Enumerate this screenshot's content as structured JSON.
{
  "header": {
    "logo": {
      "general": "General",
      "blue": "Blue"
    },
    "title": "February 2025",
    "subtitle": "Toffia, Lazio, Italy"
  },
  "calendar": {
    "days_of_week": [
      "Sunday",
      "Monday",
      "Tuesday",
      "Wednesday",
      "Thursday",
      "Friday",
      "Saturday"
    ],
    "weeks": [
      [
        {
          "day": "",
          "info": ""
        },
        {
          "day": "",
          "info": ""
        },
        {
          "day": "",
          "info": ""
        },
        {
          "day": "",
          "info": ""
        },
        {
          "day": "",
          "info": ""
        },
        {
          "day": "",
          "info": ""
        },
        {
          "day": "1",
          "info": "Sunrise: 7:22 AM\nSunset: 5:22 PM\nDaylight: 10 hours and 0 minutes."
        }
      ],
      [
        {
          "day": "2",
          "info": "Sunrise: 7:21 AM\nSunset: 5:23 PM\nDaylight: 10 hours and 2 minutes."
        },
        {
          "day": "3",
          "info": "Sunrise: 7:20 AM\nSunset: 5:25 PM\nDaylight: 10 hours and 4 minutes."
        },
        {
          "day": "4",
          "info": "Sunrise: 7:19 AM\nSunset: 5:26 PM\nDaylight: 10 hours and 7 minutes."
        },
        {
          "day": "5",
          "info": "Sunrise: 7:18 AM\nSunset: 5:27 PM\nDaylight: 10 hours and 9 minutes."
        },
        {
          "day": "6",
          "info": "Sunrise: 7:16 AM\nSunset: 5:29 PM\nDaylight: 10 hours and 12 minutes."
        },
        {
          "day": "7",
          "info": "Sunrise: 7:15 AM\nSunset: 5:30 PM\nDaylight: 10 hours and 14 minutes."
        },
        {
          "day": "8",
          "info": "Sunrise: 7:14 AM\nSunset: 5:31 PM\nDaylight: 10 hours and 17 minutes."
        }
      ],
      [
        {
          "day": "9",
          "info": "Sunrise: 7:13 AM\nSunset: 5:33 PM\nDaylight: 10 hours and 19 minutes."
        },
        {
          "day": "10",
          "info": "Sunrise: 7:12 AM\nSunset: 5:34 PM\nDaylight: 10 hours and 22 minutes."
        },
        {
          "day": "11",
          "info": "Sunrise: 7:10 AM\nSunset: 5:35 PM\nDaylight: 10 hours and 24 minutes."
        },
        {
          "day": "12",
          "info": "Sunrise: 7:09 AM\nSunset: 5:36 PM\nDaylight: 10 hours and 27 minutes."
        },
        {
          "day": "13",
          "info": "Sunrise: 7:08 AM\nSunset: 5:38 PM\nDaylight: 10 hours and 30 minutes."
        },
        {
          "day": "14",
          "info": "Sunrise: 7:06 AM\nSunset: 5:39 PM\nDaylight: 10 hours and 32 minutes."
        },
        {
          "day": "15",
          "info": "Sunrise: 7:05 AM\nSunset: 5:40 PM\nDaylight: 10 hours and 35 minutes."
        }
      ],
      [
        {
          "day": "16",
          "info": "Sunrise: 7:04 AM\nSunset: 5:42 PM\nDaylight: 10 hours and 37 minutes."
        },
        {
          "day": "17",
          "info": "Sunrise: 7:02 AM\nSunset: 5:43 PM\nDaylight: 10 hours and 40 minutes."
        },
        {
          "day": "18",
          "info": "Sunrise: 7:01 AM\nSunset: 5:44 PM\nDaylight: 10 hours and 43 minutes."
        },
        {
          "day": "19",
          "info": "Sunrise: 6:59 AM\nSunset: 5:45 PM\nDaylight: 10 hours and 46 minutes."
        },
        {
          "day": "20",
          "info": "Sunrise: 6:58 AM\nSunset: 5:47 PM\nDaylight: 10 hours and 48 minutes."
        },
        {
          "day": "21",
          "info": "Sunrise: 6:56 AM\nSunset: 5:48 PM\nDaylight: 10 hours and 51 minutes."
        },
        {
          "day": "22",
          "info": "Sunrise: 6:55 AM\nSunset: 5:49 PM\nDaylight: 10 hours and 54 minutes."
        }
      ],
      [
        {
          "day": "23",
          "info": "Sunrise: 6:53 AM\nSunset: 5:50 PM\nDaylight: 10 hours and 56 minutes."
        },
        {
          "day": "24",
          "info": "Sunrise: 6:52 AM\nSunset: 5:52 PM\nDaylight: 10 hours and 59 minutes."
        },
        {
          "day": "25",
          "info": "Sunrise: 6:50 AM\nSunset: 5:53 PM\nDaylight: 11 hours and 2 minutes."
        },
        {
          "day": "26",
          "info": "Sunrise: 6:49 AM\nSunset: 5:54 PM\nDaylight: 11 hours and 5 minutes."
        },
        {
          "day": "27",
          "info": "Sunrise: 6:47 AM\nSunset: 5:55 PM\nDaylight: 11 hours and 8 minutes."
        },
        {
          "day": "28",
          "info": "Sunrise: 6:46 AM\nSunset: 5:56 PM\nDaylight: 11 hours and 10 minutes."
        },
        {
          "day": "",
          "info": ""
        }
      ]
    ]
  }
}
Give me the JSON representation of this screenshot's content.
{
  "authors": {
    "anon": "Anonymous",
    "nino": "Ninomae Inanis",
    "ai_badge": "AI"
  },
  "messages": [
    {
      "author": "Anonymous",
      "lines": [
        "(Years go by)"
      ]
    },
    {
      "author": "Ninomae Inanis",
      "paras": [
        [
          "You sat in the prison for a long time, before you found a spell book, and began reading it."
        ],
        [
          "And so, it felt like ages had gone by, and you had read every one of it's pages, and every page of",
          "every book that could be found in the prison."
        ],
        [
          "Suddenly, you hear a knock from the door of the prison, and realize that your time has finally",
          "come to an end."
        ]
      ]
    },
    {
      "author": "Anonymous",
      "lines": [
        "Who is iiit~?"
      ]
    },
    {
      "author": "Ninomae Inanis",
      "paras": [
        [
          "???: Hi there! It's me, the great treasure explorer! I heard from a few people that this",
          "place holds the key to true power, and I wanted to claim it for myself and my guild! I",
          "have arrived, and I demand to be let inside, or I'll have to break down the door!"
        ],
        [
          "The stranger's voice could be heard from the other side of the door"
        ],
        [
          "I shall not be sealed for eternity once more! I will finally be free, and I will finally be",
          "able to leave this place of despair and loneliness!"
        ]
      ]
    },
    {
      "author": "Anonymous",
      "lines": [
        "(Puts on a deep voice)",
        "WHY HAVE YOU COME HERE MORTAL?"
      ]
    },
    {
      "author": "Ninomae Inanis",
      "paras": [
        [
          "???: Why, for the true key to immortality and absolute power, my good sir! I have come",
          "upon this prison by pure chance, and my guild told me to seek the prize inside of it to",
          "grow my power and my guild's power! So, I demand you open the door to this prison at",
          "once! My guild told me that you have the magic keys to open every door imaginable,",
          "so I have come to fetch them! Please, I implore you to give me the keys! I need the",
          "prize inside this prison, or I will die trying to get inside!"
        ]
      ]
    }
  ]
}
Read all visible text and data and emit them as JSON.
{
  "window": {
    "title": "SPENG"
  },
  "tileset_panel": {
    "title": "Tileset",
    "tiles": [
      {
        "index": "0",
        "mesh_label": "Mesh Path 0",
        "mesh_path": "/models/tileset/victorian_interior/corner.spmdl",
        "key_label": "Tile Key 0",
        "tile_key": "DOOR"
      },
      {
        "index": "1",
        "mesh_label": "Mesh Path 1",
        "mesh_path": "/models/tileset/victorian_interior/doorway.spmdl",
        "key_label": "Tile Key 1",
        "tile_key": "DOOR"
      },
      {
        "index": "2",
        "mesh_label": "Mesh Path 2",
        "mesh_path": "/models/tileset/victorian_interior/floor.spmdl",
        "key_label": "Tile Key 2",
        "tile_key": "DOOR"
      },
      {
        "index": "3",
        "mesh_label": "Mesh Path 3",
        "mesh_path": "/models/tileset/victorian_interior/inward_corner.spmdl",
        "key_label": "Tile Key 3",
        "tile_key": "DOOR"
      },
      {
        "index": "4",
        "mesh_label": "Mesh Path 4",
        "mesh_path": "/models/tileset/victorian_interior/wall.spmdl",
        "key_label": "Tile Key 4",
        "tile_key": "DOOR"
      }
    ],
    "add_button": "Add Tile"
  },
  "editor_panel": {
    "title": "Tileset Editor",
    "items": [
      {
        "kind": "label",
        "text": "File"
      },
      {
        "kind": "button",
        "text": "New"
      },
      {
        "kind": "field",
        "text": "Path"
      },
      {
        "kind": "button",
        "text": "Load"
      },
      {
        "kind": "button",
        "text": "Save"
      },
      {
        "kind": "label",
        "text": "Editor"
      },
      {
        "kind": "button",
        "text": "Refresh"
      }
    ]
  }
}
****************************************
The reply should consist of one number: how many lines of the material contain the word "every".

3